So with all of us recovering from excessive New Year partying, I think it's time to talk about going to the toilet.
Let me start with some modern travel advice: it's a little known but quaint custom of modern Greece that you do not put the used paper in the toilet and flush it. This is because Greek sewerage pipes are half the width of pipes anywhere else on the planet, and if you flush the paper, then the drain will block and that with which you thought you were permanently parted will make an unwelcome return.
Modern Greek toilets have a bin next to the bowl. The paper goes in there, and is disposed with the other trash. I mention this little detail because many tourists find it impossible to believe, despite the numerous signs put up by the locals begging people not to flush the paper. (Recent buildings don't have this problem...sometimes.)
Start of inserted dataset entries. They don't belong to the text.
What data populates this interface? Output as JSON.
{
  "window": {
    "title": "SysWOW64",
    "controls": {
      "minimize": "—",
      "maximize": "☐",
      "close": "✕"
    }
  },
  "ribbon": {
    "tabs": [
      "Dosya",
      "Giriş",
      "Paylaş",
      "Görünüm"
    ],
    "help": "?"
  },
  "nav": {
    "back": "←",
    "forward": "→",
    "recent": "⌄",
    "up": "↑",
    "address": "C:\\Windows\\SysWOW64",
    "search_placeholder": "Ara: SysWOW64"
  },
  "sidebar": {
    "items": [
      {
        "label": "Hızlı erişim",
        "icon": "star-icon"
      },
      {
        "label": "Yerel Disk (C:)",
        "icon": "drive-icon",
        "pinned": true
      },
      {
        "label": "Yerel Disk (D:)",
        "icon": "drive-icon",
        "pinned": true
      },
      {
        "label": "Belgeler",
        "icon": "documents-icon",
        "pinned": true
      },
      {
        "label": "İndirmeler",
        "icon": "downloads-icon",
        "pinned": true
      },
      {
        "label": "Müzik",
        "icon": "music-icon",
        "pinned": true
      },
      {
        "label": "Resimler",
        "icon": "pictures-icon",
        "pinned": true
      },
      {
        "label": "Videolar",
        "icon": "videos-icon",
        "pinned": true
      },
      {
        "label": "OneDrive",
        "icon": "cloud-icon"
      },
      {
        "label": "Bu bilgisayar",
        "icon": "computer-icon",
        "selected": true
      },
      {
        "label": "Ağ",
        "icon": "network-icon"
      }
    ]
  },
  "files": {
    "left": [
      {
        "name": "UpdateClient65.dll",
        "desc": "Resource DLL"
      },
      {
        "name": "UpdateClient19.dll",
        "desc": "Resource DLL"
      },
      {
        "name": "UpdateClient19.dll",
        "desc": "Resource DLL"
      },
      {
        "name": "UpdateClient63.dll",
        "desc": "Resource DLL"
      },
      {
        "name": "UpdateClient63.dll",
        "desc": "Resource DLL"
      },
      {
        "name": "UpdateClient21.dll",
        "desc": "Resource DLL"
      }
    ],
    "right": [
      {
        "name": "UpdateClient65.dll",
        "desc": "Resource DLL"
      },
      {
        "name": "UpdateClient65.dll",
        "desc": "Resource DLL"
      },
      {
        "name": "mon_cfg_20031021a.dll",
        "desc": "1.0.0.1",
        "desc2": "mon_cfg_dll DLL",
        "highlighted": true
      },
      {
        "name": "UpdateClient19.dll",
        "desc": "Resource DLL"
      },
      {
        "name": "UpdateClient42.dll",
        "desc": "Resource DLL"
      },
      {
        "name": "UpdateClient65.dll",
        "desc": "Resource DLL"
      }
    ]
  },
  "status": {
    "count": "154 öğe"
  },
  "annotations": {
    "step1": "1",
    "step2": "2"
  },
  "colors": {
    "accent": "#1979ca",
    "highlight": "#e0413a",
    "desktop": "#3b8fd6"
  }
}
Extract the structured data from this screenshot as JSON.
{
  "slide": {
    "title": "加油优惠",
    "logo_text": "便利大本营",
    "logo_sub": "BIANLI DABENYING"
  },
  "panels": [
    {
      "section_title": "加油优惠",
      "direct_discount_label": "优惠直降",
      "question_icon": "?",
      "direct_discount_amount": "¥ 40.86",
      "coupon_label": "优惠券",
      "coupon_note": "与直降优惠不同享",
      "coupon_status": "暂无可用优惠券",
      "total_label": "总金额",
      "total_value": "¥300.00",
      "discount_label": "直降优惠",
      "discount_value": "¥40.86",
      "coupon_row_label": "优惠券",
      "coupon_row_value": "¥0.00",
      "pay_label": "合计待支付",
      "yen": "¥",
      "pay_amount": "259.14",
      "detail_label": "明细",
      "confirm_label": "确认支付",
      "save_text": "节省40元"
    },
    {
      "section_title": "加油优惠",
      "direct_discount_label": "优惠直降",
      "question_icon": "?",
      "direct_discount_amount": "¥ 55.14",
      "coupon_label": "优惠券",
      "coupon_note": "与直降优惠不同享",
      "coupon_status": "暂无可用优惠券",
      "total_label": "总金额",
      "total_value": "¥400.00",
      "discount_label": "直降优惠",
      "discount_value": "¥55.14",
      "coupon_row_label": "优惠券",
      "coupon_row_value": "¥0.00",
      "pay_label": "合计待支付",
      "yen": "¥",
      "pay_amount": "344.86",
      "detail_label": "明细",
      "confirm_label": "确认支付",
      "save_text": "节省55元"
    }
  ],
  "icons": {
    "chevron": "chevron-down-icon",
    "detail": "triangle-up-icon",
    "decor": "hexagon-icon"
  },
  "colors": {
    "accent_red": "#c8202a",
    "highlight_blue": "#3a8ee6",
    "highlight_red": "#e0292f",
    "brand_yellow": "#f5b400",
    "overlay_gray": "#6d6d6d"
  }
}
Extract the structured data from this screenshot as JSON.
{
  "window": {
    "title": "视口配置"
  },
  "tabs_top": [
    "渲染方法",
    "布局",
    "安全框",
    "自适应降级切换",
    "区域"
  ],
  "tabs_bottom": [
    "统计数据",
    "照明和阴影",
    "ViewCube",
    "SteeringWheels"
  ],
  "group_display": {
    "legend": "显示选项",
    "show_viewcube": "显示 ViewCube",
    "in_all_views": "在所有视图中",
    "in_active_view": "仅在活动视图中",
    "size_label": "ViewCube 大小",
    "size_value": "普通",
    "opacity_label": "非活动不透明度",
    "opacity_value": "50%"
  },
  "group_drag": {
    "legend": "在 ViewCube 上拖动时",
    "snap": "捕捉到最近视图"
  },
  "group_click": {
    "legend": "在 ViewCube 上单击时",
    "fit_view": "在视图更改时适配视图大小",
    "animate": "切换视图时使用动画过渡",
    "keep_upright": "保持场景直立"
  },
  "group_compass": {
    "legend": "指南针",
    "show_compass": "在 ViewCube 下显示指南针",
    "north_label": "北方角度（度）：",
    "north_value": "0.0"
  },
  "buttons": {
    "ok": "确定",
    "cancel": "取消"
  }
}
Another interesting custom is the bathroom attendant, who is to be found at many conveniences throughout the eastern Mediterranean. Bathroom attendants have approximately the worst job in the world. You pay this nice person a small sum at the entrance, in return for which you are given the toilet paper which you otherwise will not find within. Tourists who don't know the system will sometimes be heard from within toilet stalls, calling plaintively for help after it's too late.
Of course, the attendant system leaves the question of how much paper you get for your money. I recall this being a particular problem in Yugoslavia in the years before that sad country imploded. It was quite normal to hand over your cash and receive three thin squares of forlorn paper that weren't going to stretch the distance, so to speak. The value of the dinar was in free-fall at the time due to hyperinflation. For the cost of the toilet paper, we calculated that it was cheaper to cut out the middleman and just use your paper money.
This is why backpacker guides sometimes advise you to carry your own rolls of paper, which then become the target of desperate thieves.